ASSIGNED TASK: Copy out, from the entries below, each line that holds the string "title".

--- DATA EXTRACT Enclosed Below ---

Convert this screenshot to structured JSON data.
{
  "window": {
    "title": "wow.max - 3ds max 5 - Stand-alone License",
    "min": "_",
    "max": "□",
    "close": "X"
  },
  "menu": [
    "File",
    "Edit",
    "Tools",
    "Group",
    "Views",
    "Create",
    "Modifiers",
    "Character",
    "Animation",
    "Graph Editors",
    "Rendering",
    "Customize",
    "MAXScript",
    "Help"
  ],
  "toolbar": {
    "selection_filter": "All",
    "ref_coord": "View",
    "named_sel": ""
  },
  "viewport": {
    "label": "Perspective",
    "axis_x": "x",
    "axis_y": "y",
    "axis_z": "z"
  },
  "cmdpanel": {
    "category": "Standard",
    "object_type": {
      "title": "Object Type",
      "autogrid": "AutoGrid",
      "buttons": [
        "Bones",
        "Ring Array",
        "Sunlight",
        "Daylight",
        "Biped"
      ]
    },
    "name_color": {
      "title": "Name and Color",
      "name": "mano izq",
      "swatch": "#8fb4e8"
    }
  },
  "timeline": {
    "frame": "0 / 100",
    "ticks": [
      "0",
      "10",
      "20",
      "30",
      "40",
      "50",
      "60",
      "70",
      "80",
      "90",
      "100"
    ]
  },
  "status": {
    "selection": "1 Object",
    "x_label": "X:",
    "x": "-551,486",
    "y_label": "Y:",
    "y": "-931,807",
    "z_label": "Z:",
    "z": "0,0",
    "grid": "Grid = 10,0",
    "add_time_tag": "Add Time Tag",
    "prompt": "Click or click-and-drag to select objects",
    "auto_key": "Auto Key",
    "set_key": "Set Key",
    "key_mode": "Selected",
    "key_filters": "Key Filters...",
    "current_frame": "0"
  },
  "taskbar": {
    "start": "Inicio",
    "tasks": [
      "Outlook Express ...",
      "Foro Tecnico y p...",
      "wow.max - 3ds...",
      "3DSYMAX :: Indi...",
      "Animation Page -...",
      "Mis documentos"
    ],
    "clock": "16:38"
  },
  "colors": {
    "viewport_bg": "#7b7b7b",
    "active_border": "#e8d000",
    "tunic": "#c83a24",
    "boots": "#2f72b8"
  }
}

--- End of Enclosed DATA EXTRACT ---

SOLUTION TO THE EXERCISE:
    "title": "wow.max - 3ds max 5 - Stand-alone License",
      "title": "Object Type",
      "title": "Name and Color",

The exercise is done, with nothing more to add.